Up to this point, everyone on our consumer panel was in agreement. Then opinions varied. Some of our evaluators wanted and expected a fresh texture - similar to chopped tomatoes in the summer. Why? The flavor was so intense and fresh. The color so red. Nevertheless, some were disappointed in the soft mouthfeel of the dices.
There were others who loved the product as-is and felt they could use this in a number of products. The appearance and flavor drove them to want to use these tomatoes in fresh dishes; and the soft texture made us want to work them into cooking applications. However, once using it in cooked applications, we ran out of recipes in which we were willing to trade off price for the use.
Oddly, the product is manufactured in Israel.
Does the product deliver?
Hunt's Organic Diced Tomatoes are trying to provide a premium product in terms of benefit, color and taste to offset the higher price (about three times the price of a regular can). It does not compete with fresh tomatoes. Fresh tomatoes should have great flavor and a crispy texture. And people believe they get that at certain times of the year. These canned tomatoes have great flavor but a soft texture. So we had confusion. The dilemma is how to use these canned tomatoes as they are.
Our consumers loved the fresh flavor but, if these tomatoes are going to be relegated to cooking, some wanted an even stronger flavor. So some of our consumers wondered why they should pay more for this product for delivering a benefit (farmstand-like freshness) they were not going to use. We concluded the idea is not holding up to the reality.
Hunt's is a brand that has focused on convenient products from the field. Hunt's Organic Diced Tomatoes are convenient, but they also lead consumers to a new space. It does deliver the flavor but not the expected texture of this space. Canned products have a value orientation. The flavor of this product is premium. But not the texture. Hunt's is only part way there. Great innovation, but not enough for the everyday consumer.
How to make the idea bigger
We think Hunt's has done well going into this space with an interesting product and application. Figuring out what the organic premium buyer really wants and needs is required. We think this buyer is probably sophisticated and expects the entire tomato experience – aroma, color, flavor AND texture of fresh organic tomatoes. But do they?
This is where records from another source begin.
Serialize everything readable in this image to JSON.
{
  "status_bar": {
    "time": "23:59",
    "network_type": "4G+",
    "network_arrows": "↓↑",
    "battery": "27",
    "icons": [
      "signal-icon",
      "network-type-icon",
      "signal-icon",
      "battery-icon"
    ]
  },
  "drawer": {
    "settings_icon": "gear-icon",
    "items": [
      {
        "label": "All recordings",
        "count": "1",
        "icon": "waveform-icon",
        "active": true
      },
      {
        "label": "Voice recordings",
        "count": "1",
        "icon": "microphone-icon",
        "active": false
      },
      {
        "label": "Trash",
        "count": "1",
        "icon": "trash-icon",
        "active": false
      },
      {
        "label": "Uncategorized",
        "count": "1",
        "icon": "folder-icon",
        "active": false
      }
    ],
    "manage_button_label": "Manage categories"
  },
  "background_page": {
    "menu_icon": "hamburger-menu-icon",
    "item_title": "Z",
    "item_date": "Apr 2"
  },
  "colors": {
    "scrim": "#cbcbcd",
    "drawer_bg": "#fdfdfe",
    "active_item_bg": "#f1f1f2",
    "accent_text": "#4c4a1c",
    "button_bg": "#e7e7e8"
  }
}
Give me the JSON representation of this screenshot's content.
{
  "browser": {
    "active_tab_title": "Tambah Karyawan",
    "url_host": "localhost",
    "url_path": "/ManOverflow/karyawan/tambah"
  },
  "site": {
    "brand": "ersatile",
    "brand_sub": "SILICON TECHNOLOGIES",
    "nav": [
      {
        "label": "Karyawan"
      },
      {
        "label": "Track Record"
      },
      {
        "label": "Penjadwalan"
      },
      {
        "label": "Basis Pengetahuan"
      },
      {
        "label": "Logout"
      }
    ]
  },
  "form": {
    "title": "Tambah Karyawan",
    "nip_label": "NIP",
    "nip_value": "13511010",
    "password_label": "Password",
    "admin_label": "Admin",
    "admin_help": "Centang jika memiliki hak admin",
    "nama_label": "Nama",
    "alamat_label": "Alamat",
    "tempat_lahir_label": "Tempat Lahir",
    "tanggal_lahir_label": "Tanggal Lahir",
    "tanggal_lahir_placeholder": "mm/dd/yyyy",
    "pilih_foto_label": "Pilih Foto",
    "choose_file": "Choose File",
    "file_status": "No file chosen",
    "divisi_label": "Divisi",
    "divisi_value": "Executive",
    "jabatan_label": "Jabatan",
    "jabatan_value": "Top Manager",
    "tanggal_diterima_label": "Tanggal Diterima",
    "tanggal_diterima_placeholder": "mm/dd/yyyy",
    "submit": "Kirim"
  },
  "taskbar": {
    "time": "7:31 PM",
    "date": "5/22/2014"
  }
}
If consumers do, then this product is only partially there. If they don't, then this new product is a good start.
Rating: Hunt's Organic Diced Tomatoes (Basil, Garlic and Oregano) does deliver a premium taste experience. But not premium texture. This is a product space that few have been to, but this product may not have enough benefits to compete with fresh or other canned tomato products.
Market potential: Consumers have said they want this kind of a product, but when they are given it, they really wanted more. This product will struggle to find repeat customers.
About the Authors
Hollis Ashman (email@example.com) is chief strategist and Jacqueline Beckley (firstname.lastname@example.org) is president of the Understanding and Insight Group, a strategy, business and product development firm. For more information, see www.theuandigroup.com.